The composer of this kata is unknown, but it has long been treasured by karatemen from Shuri and Tomari. Many traditions assert that Soken Matsumura created Naihanchi or based his version on older forms known to him. Most Shorin-ryu styles practice three distinct short forms of Naihanchi. The creation of the last form, Naihanchi sandan, is attributed to Anko Itosu. In other kata genealogies, both Naihanchi nidan and sandan are attributed to Itosu.
Before the creation of Pinan kata in 1907, Naihanchi kata were the first forms taught to beginning-level practitioners. According to Grandmaster Nagamine, the most important purpose of Naihanchi lie not in the fighting skills they develop, but in training the lower parts of the body through slow and steady sideways movements. Developing strong legs and hips are indispensable to karate training. According to Grandmaster Nagamine, the posture for Naihanchi is similar to the sitting posture for Zen meditation, with strength concentrated in the abdomen. Nagamine recalls that the Naihanchi kata were a favorite of Choki Motobu. Naihanchi kata does have practical application for fighting in cramped or closely confined spaces. The punching and blocking motions are short because space is very restricted. To Sensei Ota, the short techniques make Naihanchi very difficult to master. In this respect, it is useful to think of Naihanchi as technically advanced forms.
Naihanchi, or “Tekki” in Japanese, translated into English means “horse riding stance.” This refers to the way the legs are held open to straddle a horse when riding. Some practitioners perform Naihanchi with the knees directed inwards. This, according to Sensei Ota, is an incorrect posture. Some practitioners use this stance because they have not properly developed their legs. Furthermore, in The Essence of Okinawan Karate-do, Nagamine does not even mention this stance because it is not a stance that is used anywhere in Shorin-ryu.
When performing each of the Naihanchi kata, once the practitioner drops into the horse stance, it is critical to keep the height consistent throughout the entire kata. The practitioner’s height should not fluctuate up and down. According to Sensei Ota, the only way to build power in Naihanchi kata is to increase the body tension by keeping the weight low in the horse stance.

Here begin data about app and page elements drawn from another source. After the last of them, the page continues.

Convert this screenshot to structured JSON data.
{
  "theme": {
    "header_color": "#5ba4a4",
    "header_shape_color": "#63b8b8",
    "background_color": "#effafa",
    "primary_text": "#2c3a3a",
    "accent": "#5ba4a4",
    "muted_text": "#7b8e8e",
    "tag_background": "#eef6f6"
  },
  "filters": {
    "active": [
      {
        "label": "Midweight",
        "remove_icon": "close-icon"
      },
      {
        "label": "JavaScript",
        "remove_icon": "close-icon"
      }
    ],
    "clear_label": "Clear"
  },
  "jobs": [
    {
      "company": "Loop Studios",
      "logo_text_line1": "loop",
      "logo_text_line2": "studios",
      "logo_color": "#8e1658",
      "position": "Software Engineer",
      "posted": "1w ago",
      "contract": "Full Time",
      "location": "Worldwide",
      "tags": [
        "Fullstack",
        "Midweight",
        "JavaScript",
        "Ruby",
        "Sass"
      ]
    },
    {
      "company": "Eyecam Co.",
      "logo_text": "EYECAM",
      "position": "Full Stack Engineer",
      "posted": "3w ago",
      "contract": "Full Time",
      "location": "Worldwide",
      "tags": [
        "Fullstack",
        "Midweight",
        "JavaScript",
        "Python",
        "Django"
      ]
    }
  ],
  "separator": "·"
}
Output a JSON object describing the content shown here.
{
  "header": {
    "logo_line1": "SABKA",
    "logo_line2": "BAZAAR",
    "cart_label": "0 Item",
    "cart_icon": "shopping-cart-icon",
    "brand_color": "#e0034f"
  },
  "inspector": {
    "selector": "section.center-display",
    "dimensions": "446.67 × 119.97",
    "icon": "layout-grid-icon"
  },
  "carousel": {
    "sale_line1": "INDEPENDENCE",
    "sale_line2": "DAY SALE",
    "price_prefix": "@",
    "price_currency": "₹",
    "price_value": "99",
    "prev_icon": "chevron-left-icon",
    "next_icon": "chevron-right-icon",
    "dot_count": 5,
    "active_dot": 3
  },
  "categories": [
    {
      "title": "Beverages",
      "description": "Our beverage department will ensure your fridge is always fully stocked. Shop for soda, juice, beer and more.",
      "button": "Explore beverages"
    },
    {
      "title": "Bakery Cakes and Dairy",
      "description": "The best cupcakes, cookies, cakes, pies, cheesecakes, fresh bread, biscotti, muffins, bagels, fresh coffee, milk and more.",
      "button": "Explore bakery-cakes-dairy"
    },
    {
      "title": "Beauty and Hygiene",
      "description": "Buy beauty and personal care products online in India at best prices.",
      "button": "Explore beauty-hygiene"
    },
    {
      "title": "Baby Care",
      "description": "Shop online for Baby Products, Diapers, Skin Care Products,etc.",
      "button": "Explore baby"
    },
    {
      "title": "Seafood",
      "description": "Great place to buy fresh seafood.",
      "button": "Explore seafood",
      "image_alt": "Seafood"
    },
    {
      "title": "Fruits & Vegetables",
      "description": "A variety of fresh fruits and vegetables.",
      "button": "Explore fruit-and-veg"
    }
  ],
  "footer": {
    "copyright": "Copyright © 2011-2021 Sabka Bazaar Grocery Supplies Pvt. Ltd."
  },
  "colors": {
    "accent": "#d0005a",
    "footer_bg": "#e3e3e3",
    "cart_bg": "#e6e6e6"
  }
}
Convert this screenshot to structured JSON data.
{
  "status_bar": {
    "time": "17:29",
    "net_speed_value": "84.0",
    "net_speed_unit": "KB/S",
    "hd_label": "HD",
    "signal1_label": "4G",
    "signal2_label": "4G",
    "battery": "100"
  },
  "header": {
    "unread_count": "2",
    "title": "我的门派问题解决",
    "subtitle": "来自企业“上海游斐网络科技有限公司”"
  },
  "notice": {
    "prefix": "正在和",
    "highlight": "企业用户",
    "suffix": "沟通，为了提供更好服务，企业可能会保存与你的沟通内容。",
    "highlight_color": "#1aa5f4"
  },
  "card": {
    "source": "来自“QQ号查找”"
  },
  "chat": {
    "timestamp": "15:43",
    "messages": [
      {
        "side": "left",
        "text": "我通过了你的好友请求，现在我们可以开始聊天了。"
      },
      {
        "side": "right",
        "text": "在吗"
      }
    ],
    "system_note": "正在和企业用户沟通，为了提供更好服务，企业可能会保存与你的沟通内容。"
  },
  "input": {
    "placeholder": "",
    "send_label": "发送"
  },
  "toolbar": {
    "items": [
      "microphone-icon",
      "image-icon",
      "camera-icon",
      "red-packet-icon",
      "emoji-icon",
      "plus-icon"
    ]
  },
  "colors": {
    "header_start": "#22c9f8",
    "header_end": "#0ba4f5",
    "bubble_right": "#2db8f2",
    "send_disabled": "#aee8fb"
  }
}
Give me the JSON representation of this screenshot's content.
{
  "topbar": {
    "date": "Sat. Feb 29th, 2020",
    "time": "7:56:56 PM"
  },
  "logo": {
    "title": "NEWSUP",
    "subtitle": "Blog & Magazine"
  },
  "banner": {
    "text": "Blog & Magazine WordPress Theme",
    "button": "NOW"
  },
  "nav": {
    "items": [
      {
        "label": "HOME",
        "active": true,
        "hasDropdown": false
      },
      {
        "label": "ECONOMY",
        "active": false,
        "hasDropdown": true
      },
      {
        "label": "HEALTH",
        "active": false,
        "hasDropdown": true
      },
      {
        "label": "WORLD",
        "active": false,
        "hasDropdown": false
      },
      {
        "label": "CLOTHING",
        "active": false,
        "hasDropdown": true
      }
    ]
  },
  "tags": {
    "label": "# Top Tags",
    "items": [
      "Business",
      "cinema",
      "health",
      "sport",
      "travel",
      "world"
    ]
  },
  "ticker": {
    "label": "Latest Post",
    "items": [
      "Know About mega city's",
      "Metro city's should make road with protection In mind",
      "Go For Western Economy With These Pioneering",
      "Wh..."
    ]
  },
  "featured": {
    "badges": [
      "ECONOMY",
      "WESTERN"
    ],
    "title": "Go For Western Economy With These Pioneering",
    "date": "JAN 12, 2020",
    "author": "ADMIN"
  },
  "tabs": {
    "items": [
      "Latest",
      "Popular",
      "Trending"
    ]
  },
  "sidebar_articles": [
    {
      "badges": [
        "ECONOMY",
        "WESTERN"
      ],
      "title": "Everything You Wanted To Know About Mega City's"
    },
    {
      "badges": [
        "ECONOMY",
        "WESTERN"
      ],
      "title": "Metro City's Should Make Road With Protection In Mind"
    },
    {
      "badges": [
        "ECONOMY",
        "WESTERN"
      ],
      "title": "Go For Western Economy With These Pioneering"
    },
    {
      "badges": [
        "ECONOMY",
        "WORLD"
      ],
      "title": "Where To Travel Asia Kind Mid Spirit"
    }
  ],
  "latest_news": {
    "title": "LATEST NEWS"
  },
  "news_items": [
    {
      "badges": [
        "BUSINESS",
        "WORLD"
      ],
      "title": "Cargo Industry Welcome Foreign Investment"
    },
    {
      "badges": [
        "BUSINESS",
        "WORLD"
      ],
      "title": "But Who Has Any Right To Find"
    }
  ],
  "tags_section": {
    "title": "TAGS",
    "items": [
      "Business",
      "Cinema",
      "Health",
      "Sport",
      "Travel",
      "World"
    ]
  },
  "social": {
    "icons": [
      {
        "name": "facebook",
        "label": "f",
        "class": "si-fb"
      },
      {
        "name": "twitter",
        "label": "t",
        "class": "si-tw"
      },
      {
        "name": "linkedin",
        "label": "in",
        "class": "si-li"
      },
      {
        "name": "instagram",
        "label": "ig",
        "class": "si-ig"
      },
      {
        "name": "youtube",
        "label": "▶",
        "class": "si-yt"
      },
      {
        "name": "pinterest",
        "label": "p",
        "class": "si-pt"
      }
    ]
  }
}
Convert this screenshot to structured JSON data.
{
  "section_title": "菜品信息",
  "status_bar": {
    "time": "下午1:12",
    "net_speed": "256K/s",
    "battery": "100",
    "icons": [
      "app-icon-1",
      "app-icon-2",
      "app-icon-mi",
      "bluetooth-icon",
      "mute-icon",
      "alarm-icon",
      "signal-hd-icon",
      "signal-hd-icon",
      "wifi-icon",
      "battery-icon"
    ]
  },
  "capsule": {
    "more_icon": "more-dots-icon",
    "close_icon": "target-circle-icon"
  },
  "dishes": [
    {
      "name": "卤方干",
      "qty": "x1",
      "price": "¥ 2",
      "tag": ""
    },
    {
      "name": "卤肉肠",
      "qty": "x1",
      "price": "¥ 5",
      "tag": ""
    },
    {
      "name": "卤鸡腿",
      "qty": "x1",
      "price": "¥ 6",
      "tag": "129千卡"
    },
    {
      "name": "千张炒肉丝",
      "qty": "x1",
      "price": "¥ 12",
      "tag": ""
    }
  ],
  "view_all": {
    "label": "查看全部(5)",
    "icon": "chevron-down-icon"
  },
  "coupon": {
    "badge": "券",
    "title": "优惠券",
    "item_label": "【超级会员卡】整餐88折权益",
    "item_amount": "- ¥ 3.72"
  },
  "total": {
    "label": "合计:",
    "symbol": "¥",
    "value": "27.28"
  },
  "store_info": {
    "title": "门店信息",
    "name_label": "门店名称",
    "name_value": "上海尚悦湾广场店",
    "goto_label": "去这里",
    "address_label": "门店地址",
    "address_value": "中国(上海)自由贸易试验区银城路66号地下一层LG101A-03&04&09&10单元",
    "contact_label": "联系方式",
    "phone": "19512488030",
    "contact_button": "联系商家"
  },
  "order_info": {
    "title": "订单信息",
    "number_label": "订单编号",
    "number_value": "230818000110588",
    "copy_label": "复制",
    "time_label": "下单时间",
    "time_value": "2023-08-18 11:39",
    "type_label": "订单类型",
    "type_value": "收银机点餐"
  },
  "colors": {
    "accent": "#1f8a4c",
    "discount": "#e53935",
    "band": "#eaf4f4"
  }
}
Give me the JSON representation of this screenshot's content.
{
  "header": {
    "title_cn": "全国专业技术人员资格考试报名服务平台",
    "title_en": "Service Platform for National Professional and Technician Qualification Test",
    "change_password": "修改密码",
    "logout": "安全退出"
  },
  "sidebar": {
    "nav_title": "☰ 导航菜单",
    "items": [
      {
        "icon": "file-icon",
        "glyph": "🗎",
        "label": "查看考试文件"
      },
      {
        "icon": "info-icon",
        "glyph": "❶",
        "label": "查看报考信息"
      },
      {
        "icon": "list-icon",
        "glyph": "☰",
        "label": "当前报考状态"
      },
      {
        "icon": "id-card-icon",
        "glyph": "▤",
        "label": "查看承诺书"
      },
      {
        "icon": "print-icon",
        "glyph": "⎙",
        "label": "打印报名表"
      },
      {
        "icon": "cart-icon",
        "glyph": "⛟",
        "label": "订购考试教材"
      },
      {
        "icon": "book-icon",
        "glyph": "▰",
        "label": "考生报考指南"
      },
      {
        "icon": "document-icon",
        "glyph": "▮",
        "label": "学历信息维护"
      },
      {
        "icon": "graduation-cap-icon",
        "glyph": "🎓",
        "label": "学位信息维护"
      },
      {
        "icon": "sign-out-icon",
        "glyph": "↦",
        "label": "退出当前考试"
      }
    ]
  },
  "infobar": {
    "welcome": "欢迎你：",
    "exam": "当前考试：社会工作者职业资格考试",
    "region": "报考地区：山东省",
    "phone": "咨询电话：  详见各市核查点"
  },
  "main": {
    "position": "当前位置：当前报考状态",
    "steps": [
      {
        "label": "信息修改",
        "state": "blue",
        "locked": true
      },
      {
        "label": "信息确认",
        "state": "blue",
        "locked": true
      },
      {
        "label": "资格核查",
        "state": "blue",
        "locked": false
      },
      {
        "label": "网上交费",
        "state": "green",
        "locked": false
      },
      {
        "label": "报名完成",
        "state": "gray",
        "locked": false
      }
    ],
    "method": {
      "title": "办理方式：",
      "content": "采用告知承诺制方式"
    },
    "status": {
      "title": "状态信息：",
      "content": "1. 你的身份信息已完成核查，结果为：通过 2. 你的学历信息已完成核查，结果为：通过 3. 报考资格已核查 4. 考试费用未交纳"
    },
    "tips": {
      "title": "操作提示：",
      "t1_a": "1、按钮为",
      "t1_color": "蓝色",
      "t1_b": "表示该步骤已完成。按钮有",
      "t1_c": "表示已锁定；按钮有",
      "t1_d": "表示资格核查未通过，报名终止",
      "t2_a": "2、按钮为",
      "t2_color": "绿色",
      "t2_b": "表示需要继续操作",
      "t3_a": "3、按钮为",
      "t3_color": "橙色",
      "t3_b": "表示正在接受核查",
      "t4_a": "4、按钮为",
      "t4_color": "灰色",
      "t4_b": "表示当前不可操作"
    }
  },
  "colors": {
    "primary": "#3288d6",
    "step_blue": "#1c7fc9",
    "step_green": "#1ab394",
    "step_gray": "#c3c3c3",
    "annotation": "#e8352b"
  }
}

The horse stance is not a strong stance for defense from the front or rear directions. However, it is extremely strong from the left and right sides. The weight distribution is equally spread between the two legs. If the weight is ever transferred to one leg, the practitioner loses all lateral strength in the stance and is therefore vulnerable to attack from both sides. When stepping over to move in the horse stance in a sideways direction, the practitioner must try and shorten the time the weight distribution is over the supporting leg. This is one of the primary skills developed in the three Naihanchi forms.